The Legendary Pink Dots
Melody Maker, January 18, 1992

by Mo Elnuaimy and Alan Ezust

The point of philosophy, many have said, is that a question is only worth asking if the asnwer generates more questions. It's the way the Legendary Pink Dots have always worked; forever on the move, a continual process of exploration, where each discovery acts as a new point of departure.

"Tanith and the Lion Tree" takes up the Dots' lineage (stretching back over 10 years) and takes it further out still, but, this time, seer and lead singer, EDWARD KA-SPEL, has decided on a temporary solo voyage. Like before, its network of moods, processions and hallucinatory tales flourish and surrender to each other, but they've never been quite as disperse as this, subsuming into near silence as each element communicates and responds among the most delicate of threads. It's like playing Chinese Whispers in Little Nemo's Slumberland.

Ka-Spel has built up his own world through TLPD, so, was "Tanith" a deliberate continuation?

"In a way," he says, "everything I do seems to have that kind of tendency towards it. Even with the new Dots' album, that comes out soon, there are scenes that relate to what's gone on before. It's like an ever-widening tapestry. You gradually fill in the colours and make it a bit more detailed. It's never complete, so there's always a little bit of white that needs to be filled in, and you can fill it with one colour, or you could make it another little universe in itself."

How real is this world for you?

"It's real enough, because I've been living in it for so many years now you begin to wonder what is real, and what isn't. Have you ever had an experience where you have this very vivid memory where you've done something? Maybe it's a childhood memory, and you talk to your parents about it and they say, `What are you talking about? That never happened.' It becomes apparent that you're remembering a dream you had in your childhood."

Tanith has a similar effect, as if it inhabits a strange borderworld between the concrete and the non-existent, a recollection you can't quite place.

"That's the sort of thing I try to put in writing," Ka-Spel explains. "I've had a lot of experiences that way. It's disorienting, it makes you question your entire history in the cold, hard reality. It feels less important in fact, and the fantasy, to me, shares that reality."

People only enquire into the world around them to discover what their place in it is, but, since your world is never fully apparent, and all the elements you create can never be traced back to souce, this must be a very inconclusive project.

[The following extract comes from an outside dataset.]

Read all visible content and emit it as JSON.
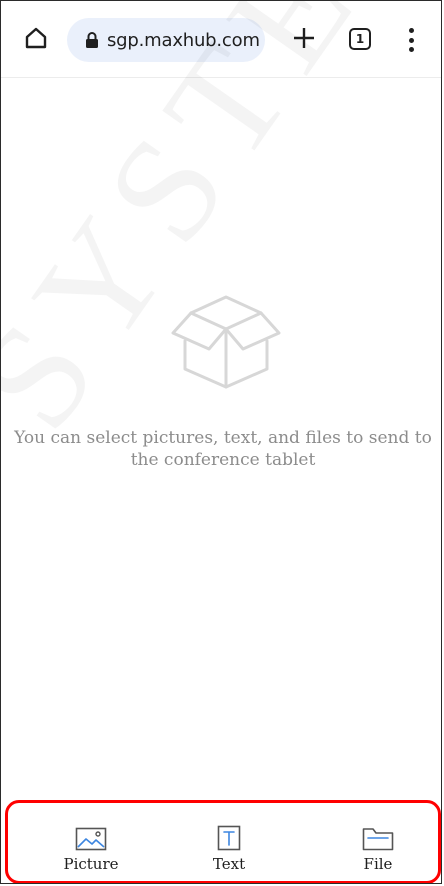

"I think that's the story of TLPD. It ever expands, and becomes more colourful. It's never complete, it never can be complete."

Impossibility; the language of faith, the purest motivation.